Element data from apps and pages
----------

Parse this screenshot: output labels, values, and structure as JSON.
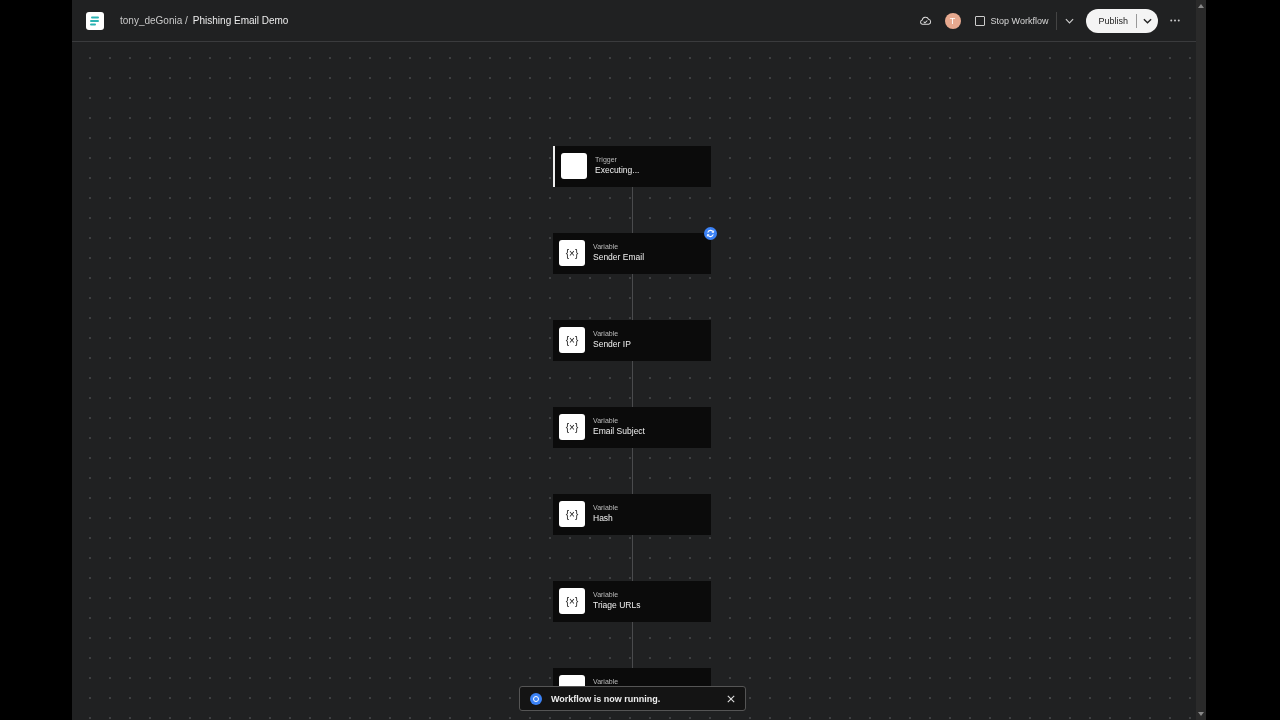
{
  "header": {
    "workspace": "tony_deGonia /",
    "title": "Phishing Email Demo",
    "avatar": "T",
    "stop_workflow": {
      "label": "Stop Workflow",
      "checked": false
    },
    "publish": "Publish"
  },
  "nodes": [
    {
      "kind": "trigger",
      "type": "Trigger",
      "title": "Executing...",
      "syncing": false
    },
    {
      "kind": "variable",
      "icon": "{×}",
      "type": "Variable",
      "title": "Sender Email",
      "syncing": true
    },
    {
      "kind": "variable",
      "icon": "{×}",
      "type": "Variable",
      "title": "Sender IP",
      "syncing": false
    },
    {
      "kind": "variable",
      "icon": "{×}",
      "type": "Variable",
      "title": "Email Subject",
      "syncing": false
    },
    {
      "kind": "variable",
      "icon": "{×}",
      "type": "Variable",
      "title": "Hash",
      "syncing": false
    },
    {
      "kind": "variable",
      "icon": "{×}",
      "type": "Variable",
      "title": "Triage URLs",
      "syncing": false
    },
    {
      "kind": "variable",
      "type": "Variable",
      "syncing": false
    }
  ],
  "toast": {
    "message": "Workflow is now running."
  }
}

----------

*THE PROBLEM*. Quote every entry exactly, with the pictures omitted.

*RESULT*.
Parse this screenshot: output labels, values, and structure as JSON.
{
  "header": {
    "workspace": "tony_deGonia /",
    "title": "Phishing Email Demo",
    "avatar": "T",
    "stop_workflow": {
      "label": "Stop Workflow",
      "checked": false
    },
    "publish": "Publish"
  },
  "nodes": [
    {
      "kind": "trigger",
      "type": "Trigger",
      "title": "Executing...",
      "syncing": false
    },
    {
      "kind": "variable",
      "icon": "{×}",
      "type": "Variable",
      "title": "Sender Email",
      "syncing": true
    },
    {
      "kind": "variable",
      "icon": "{×}",
      "type": "Variable",
      "title": "Sender IP",
      "syncing": false
    },
    {
      "kind": "variable",
      "icon": "{×}",
      "type": "Variable",
      "title": "Email Subject",
      "syncing": false
    },
    {
      "kind": "variable",
      "icon": "{×}",
      "type": "Variable",
      "title": "Hash",
      "syncing": false
    },
    {
      "kind": "variable",
      "icon": "{×}",
      "type": "Variable",
      "title": "Triage URLs",
      "syncing": false
    },
    {
      "kind": "variable",
      "type": "Variable",
      "syncing": false
    }
  ],
  "toast": {
    "message": "Workflow is now running."
  }
}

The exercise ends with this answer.